“A lot of what we’ve built for energy has to be rethought so software is used to capture and store energy,” Martin says. “The ability to put digital solutions atop those and drive new transformation in this market that is being disrupted, particularly on the energy side, for me that was a gravitational pull that is inescapable. GE is uniquely positioned to take advantage of this.”
Martin envisions GE playing a key role in using renewable energy resources and software to power autonomous ships from, for example, Singapore to Los Angeles — without any humans aboard the vessels. Such challenges are a big reason why joining GE wasn’t a hard sell.as Microsoft’s cloud business matured he’d been looking for the next big thing.
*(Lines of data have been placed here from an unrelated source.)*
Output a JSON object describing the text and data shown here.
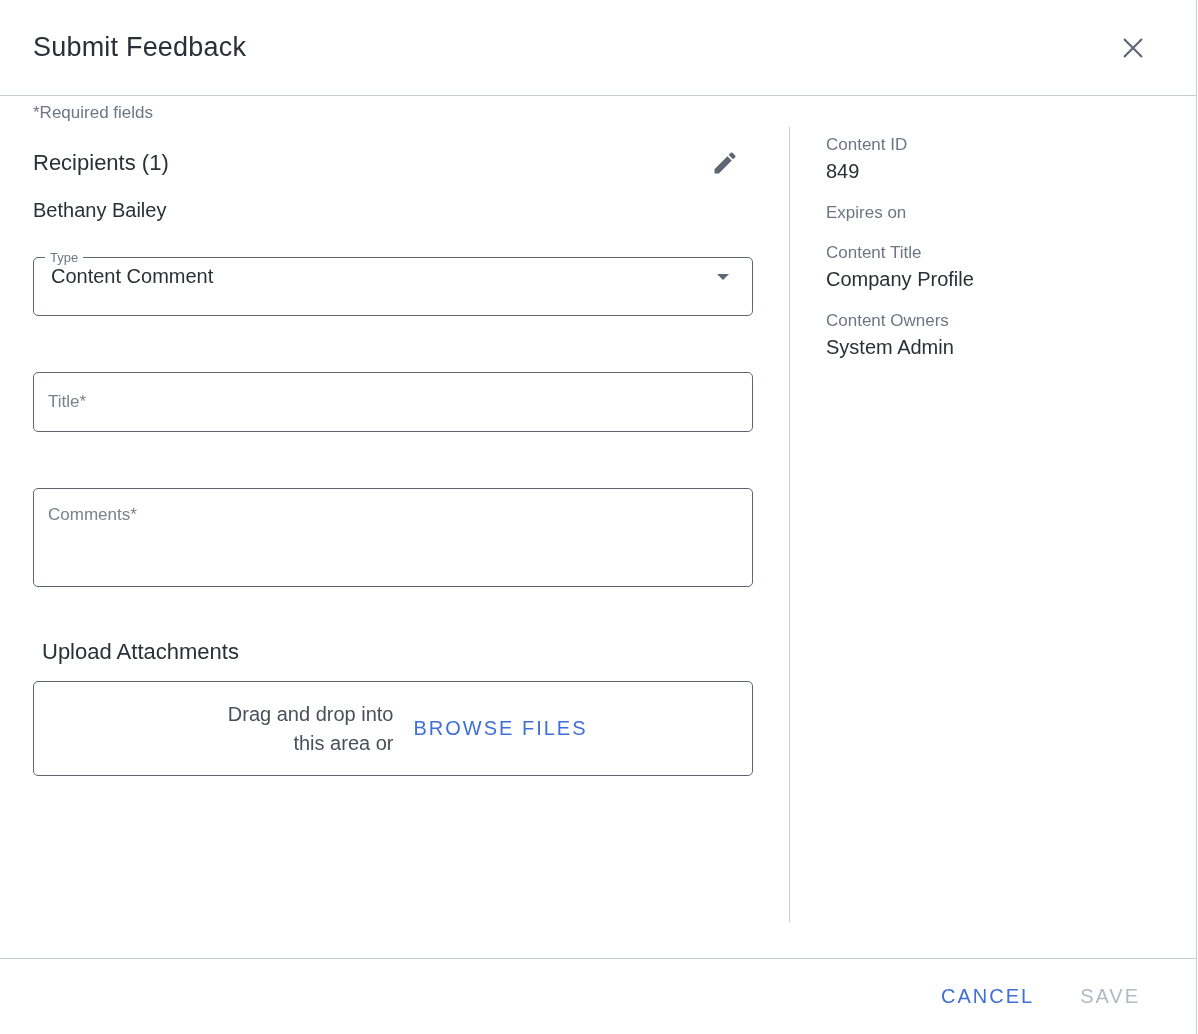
{
  "dialog": {
    "title": "Submit Feedback"
  },
  "required_note": "*Required fields",
  "recipients": {
    "heading": "Recipients (1)",
    "names": [
      "Bethany Bailey"
    ]
  },
  "type_field": {
    "label": "Type",
    "value": "Content Comment"
  },
  "title_field": {
    "placeholder": "Title*"
  },
  "comments_field": {
    "placeholder": "Comments*"
  },
  "upload": {
    "heading": "Upload Attachments",
    "hint": "Drag and drop into this area or",
    "browse": "BROWSE FILES"
  },
  "details": [
    {
      "label": "Content ID",
      "value": "849"
    },
    {
      "label": "Expires on"
    },
    {
      "label": "Content Title",
      "value": "Company Profile"
    },
    {
      "label": "Content Owners",
      "value": "System Admin"
    }
  ],
  "buttons": [
    {
      "label": "CANCEL",
      "disabled": false
    },
    {
      "label": "SAVE",
      "disabled": true
    }
  ]
}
When he connected with GE’s Ruh through a recruiter he knew almost immediately “I wanted to do it.”
Tapping new vertical markets is key
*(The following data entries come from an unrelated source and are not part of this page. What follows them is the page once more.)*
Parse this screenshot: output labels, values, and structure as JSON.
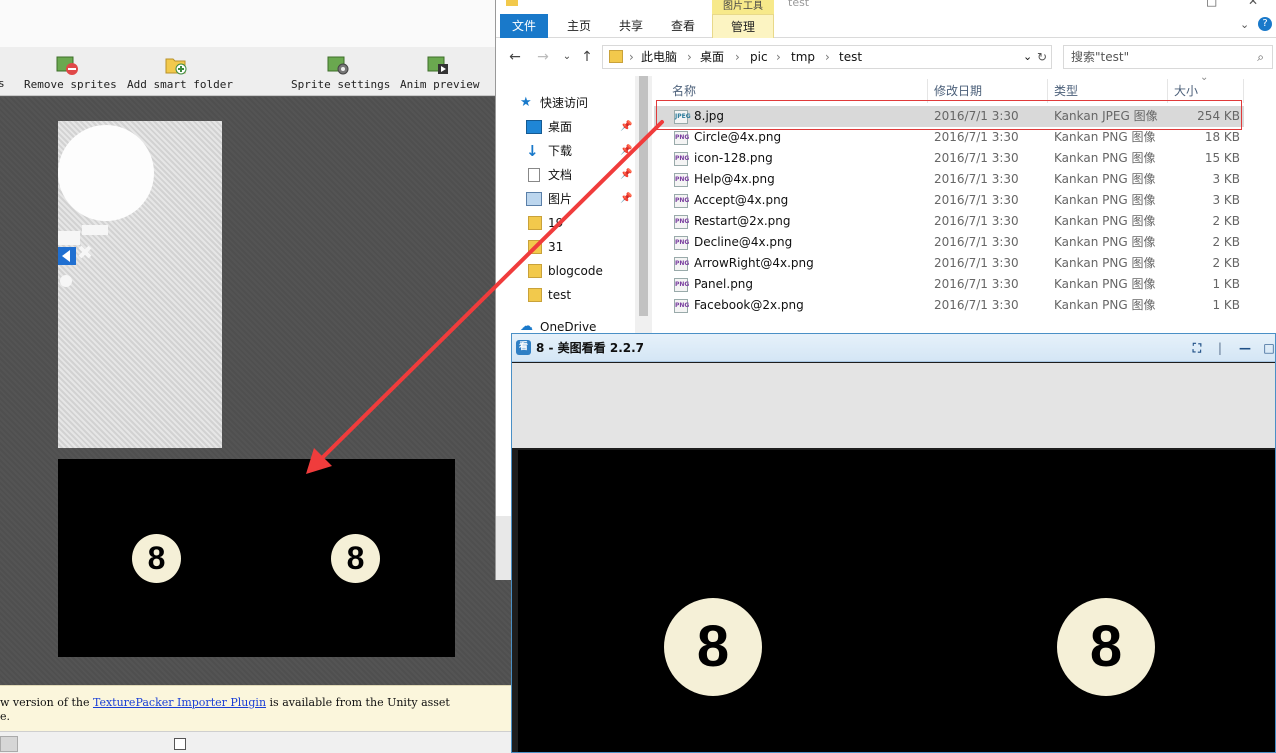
{
  "texturepacker": {
    "toolbar": {
      "partial_left": "s",
      "remove_sprites": "Remove sprites",
      "add_smart_folder": "Add smart folder",
      "sprite_settings": "Sprite settings",
      "anim_preview": "Anim preview"
    },
    "notice": {
      "line1_prefix": "w version of the ",
      "link": "TexturePacker Importer Plugin",
      "line1_suffix": " is available from the Unity asset",
      "line2": "e."
    },
    "preview": {
      "ball_left": "8",
      "ball_right": "8"
    }
  },
  "explorer": {
    "title": "test",
    "ribbon": {
      "file": "文件",
      "home": "主页",
      "share": "共享",
      "view": "查看",
      "picture_tools": "图片工具",
      "manage": "管理"
    },
    "address": {
      "root": "此电脑",
      "seg1": "桌面",
      "seg2": "pic",
      "seg3": "tmp",
      "seg4": "test"
    },
    "search_placeholder": "搜索\"test\"",
    "nav": {
      "quick_access": "快速访问",
      "desktop": "桌面",
      "downloads": "下载",
      "documents": "文档",
      "pictures": "图片",
      "f19": "19",
      "f31": "31",
      "blogcode": "blogcode",
      "test": "test",
      "onedrive": "OneDrive"
    },
    "columns": {
      "name": "名称",
      "date": "修改日期",
      "type": "类型",
      "size": "大小"
    },
    "files": [
      {
        "name": "8.jpg",
        "date": "2016/7/1 3:30",
        "type": "Kankan JPEG 图像",
        "size": "254 KB",
        "icon": "JPEG"
      },
      {
        "name": "Circle@4x.png",
        "date": "2016/7/1 3:30",
        "type": "Kankan PNG 图像",
        "size": "18 KB",
        "icon": "PNG"
      },
      {
        "name": "icon-128.png",
        "date": "2016/7/1 3:30",
        "type": "Kankan PNG 图像",
        "size": "15 KB",
        "icon": "PNG"
      },
      {
        "name": "Help@4x.png",
        "date": "2016/7/1 3:30",
        "type": "Kankan PNG 图像",
        "size": "3 KB",
        "icon": "PNG"
      },
      {
        "name": "Accept@4x.png",
        "date": "2016/7/1 3:30",
        "type": "Kankan PNG 图像",
        "size": "3 KB",
        "icon": "PNG"
      },
      {
        "name": "Restart@2x.png",
        "date": "2016/7/1 3:30",
        "type": "Kankan PNG 图像",
        "size": "2 KB",
        "icon": "PNG"
      },
      {
        "name": "Decline@4x.png",
        "date": "2016/7/1 3:30",
        "type": "Kankan PNG 图像",
        "size": "2 KB",
        "icon": "PNG"
      },
      {
        "name": "ArrowRight@4x.png",
        "date": "2016/7/1 3:30",
        "type": "Kankan PNG 图像",
        "size": "2 KB",
        "icon": "PNG"
      },
      {
        "name": "Panel.png",
        "date": "2016/7/1 3:30",
        "type": "Kankan PNG 图像",
        "size": "1 KB",
        "icon": "PNG"
      },
      {
        "name": "Facebook@2x.png",
        "date": "2016/7/1 3:30",
        "type": "Kankan PNG 图像",
        "size": "1 KB",
        "icon": "PNG"
      }
    ]
  },
  "viewer": {
    "title": "8 - 美图看看 2.2.7",
    "ball_left": "8",
    "ball_right": "8"
  },
  "colors": {
    "accent_blue": "#1979ca",
    "highlight_red": "#e03a3a",
    "ball_cream": "#f5f0d7"
  }
}
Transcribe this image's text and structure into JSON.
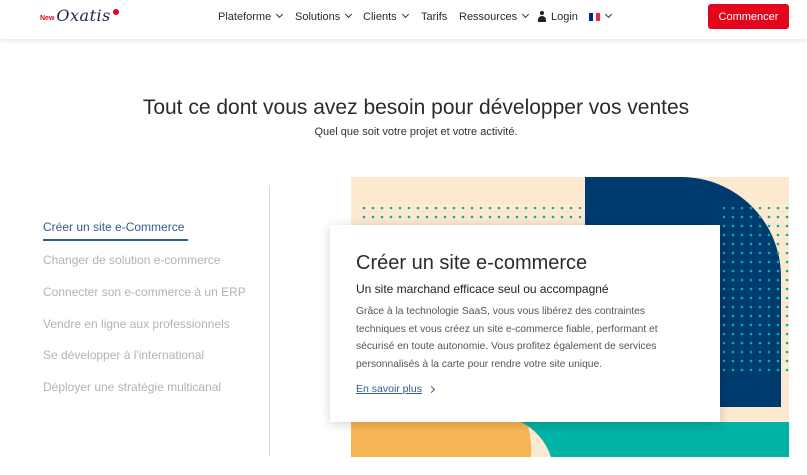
{
  "header": {
    "logo": {
      "prefix": "New",
      "name": "Oxatis"
    },
    "nav": [
      {
        "label": "Plateforme",
        "dropdown": true
      },
      {
        "label": "Solutions",
        "dropdown": true
      },
      {
        "label": "Clients",
        "dropdown": true
      },
      {
        "label": "Tarifs",
        "dropdown": false
      },
      {
        "label": "Ressources",
        "dropdown": true
      }
    ],
    "login_label": "Login",
    "language": "FR",
    "cta_label": "Commencer"
  },
  "hero": {
    "title": "Tout ce dont vous avez besoin pour développer vos ventes",
    "subtitle": "Quel que soit votre projet et votre activité."
  },
  "menu": {
    "items": [
      {
        "label": "Créer un site e-Commerce",
        "active": true
      },
      {
        "label": "Changer de solution e-commerce",
        "active": false
      },
      {
        "label": "Connecter son e-commerce à un ERP",
        "active": false
      },
      {
        "label": "Vendre en ligne aux professionnels",
        "active": false
      },
      {
        "label": "Se développer à l'international",
        "active": false
      },
      {
        "label": "Déployer une stratégie multicanal",
        "active": false
      }
    ]
  },
  "card": {
    "title": "Créer un site e-commerce",
    "subtitle": "Un site marchand efficace seul ou accompagné",
    "body": "Grâce à la technologie SaaS, vous vous libérez des contraintes techniques et vous créez un site e-commerce fiable, performant et sécurisé en toute autonomie. Vous profitez également de services personnalisés à la carte pour rendre votre site unique.",
    "link_label": "En savoir plus"
  },
  "colors": {
    "brand_red": "#e3051b",
    "accent_blue": "#2f5b92",
    "navy": "#003b6f",
    "teal": "#00b3a4",
    "peach": "#fde9d0",
    "orange": "#f7b656"
  }
}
It’s a feeling that many elite engineers working for technology companies are likely to have as they bring horizontal cloud systems to a stable state, according to Forrester Research’s Ted Schadler.
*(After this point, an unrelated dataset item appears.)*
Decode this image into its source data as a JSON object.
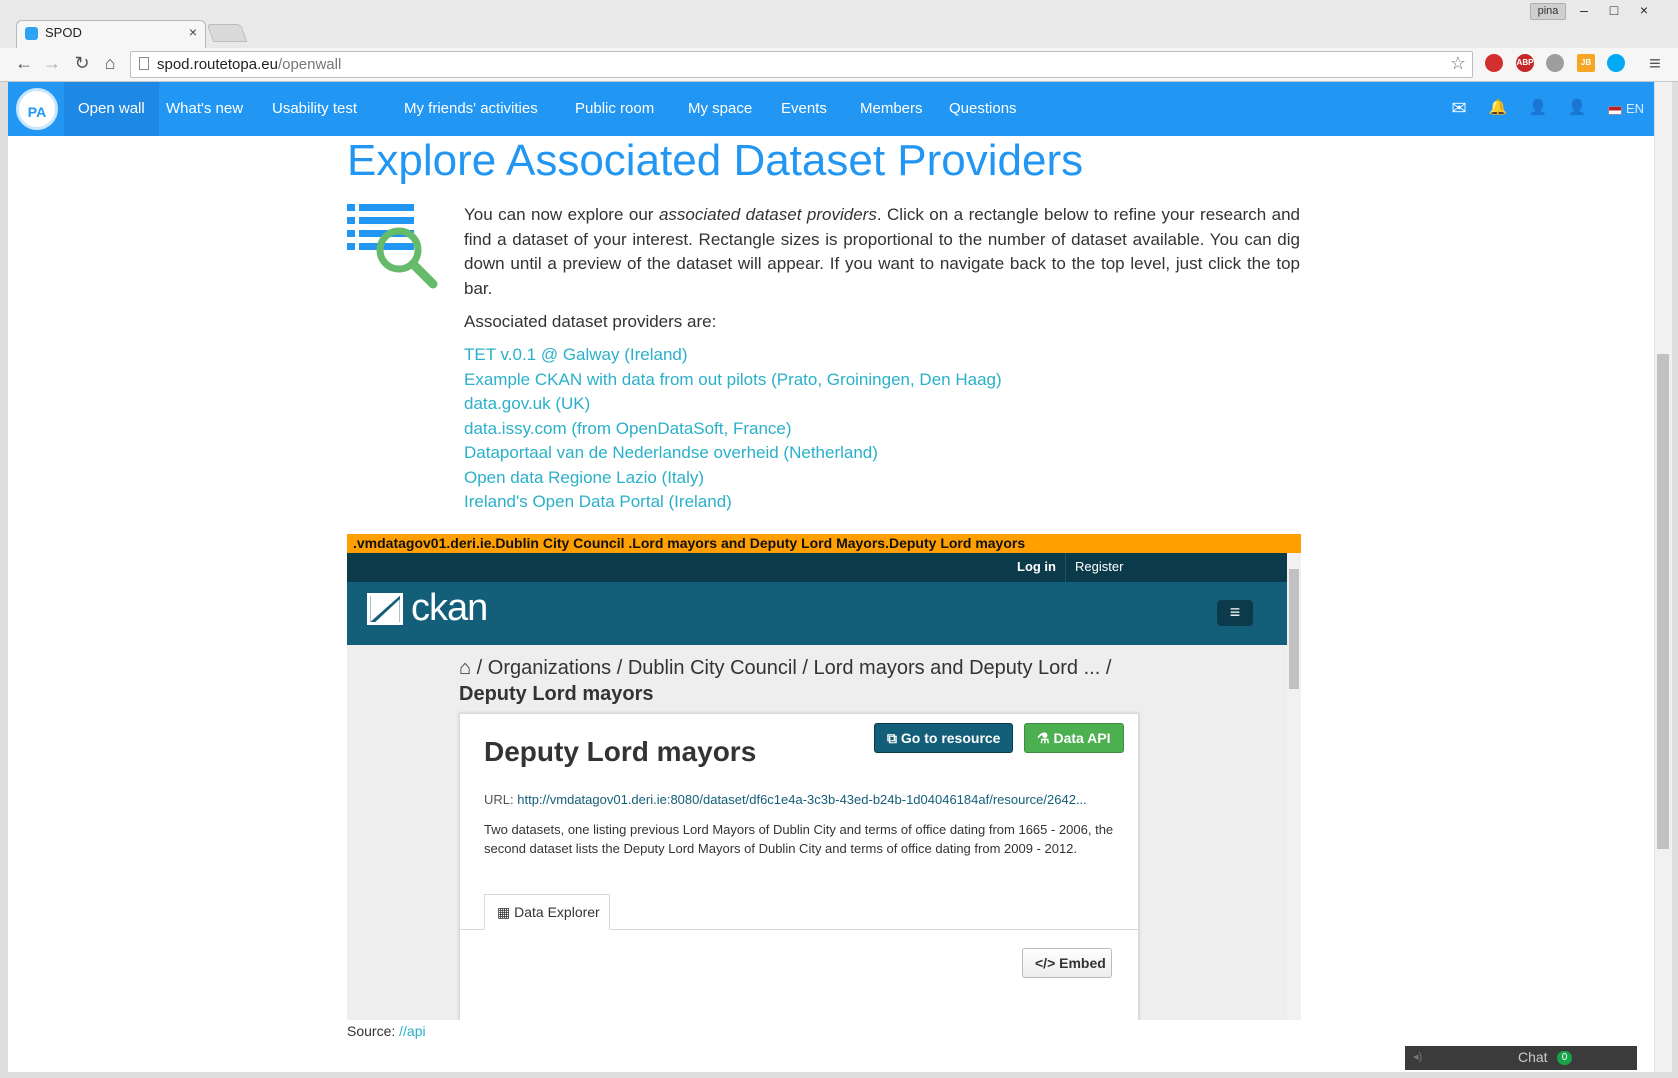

Schadler says top-tier talent is increasingly drawn to vertical automation platforms such as those created by GE and its industrial rivals Siemens and Bosch. Such technologies leverage data analytics, automation and IoT. “There is opportunity for real differentiation at the industry player level and you will see the big giants that get it and move quickly — like GE — and those that lag and struggle to build their platforms,” Schadler says.
Patrick Franklin left Google last October to lead software engineering for GE’s Brilliant Manufacturing unit, where his challenges include determining throughput in a plant’s production and quashing quality defects in real-time.
Franklin, who worked at Amazon before Google, was hooked by one of GE’s holy grails: Connecting automated machines. “Once you realize it’s not a solved problem, it becomes really interesting,” Franklin says.
Franklin said that while he enjoyed Google’s perks, including free food, Ruh and Immelt won him over by outlining the impact he could have on the business, as well as the autonomy to do the job. To help with this endeavor, Franklin is looking to double his staff from 500 to roughly 1,000 engineers in 2017.
“There’s also an absolute commitment to this space,” Franklin says. “Jeff [Immelt] gets it — certainly Bill [Ruh] gets it.”
GE’s success is a double-edged sword, though perhaps not an unwelcome one for a company that appreciates competition. The publicity machine hawking GE’s software chops, coupled with the fact that it isn’t bashful about hiring engineers from tech companies, means it can no longer poach in stealth mode. In fact, Waldo says that technology companies are now targeting GE’s engineers. “It’s like, ‘uh oh, we’ve arrived,’” Waldo says. “People now want our talent.”
The cutthroat competition for talent has also forced GE to look beyond Silicon Valley, Ruh says. It’s one of the reasons it moved its headquarters from Fairfield, Conn., to Boston, whose concentration of universities makes it a prime hunting ground for new blood. “The world is changing and we’ve got to go where the talent is,” Ruh says. In addition to California, Massachusetts and New York, GE is trying to identify concentrations of talent in other cities, Ruh says.
Consultants from Deloitte to McKinsey posit that successful digital transformations are led from the top. Ruh attributes GE’s recent software successes to Immelt’s willingness to constantly learn and adjust to market forces on the fly.
“It does require that the Jeff Immelt and [the rest of the C-suite] sell the message even better than I do because they believe the idea of the mission cannot be underrepresented,” Ruh says. “We’re at a time when that mission has become clearer to everyone and the company is behind it.”